America: Vols. XXV–XXIX. 1876–79.

Middle States: Hudson, the River, N. Y.

The Gates of the Hudson

By William Osborn Stoddard (1835–1925)

SO bright the day, so clear the sky,

So grand the scene before me,

My meaner life my soul puts by,

And a better mood comes o’er me.

From under trees whose rustling leaves

Wear all their autumn glory,

I watch the brown fields far below,

And the headlands, gray and hoary.

I see the beetling Palisades,

Whose wrinkled brows forever,

In calms and storms, in lights and shades,

Keep watch along the river.

Such watch, of old, the Magi kept

Along the sad Euphrates:—

Our eyeless ones have never slept,

And this their solemn fate is:

God built these hills in barrier long,

And then he opened through them

These gates of granite, barred so strong

He only might undo them;

Through them he lets the Hudson flow

For slowly counted ages,

The while the nations fade and grow

Around the granite ledges.

He bids these warders watch and wait,

Their vigil ne’er forsaking,

Forever standing by the gate,

Not moving and not speaking.

So, all earth’s day, till night shall fall,

When God shall send his orders,

And summon at one trumpet-call

The grim and patient warders.

The guards shall bow, the gates shall close

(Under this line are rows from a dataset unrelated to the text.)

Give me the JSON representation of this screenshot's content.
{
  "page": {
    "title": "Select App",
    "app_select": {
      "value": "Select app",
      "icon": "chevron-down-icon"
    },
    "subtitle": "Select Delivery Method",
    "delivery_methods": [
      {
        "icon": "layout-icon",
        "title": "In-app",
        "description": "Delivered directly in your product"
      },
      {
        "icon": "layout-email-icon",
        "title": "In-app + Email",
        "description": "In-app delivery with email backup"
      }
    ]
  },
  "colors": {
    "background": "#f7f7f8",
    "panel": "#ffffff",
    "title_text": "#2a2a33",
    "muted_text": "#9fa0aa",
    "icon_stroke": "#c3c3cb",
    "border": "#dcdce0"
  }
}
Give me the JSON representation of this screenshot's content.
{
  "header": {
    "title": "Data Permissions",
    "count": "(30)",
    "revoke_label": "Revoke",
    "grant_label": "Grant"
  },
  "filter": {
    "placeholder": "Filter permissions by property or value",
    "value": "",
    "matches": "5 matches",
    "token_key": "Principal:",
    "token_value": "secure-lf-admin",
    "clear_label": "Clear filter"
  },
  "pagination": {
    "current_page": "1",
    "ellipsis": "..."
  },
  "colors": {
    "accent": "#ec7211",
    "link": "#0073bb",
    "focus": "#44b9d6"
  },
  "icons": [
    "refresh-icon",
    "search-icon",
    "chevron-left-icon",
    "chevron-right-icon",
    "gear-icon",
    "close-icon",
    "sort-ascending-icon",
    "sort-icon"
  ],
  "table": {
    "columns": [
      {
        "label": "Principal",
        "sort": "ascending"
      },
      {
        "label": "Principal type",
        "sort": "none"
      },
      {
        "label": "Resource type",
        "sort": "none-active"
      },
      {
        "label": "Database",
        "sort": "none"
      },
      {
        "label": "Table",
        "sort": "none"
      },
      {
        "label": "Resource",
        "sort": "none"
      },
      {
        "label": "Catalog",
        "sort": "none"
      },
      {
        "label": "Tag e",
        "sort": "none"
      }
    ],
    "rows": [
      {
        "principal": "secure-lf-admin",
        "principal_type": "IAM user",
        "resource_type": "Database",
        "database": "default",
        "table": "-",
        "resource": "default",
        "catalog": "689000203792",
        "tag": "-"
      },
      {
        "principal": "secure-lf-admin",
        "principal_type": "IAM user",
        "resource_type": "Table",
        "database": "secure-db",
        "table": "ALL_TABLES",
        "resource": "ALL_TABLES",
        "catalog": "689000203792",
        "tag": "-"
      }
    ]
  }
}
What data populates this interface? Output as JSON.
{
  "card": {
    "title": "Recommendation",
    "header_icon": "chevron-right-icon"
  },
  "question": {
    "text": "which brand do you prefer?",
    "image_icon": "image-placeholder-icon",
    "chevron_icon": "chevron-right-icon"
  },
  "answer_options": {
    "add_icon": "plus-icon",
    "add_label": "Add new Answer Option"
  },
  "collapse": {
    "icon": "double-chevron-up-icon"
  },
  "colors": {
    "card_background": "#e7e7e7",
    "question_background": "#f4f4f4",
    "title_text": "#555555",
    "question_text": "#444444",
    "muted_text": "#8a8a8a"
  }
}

Upon the obedient river,

And then no more the Hudson flows,

Forever and forever.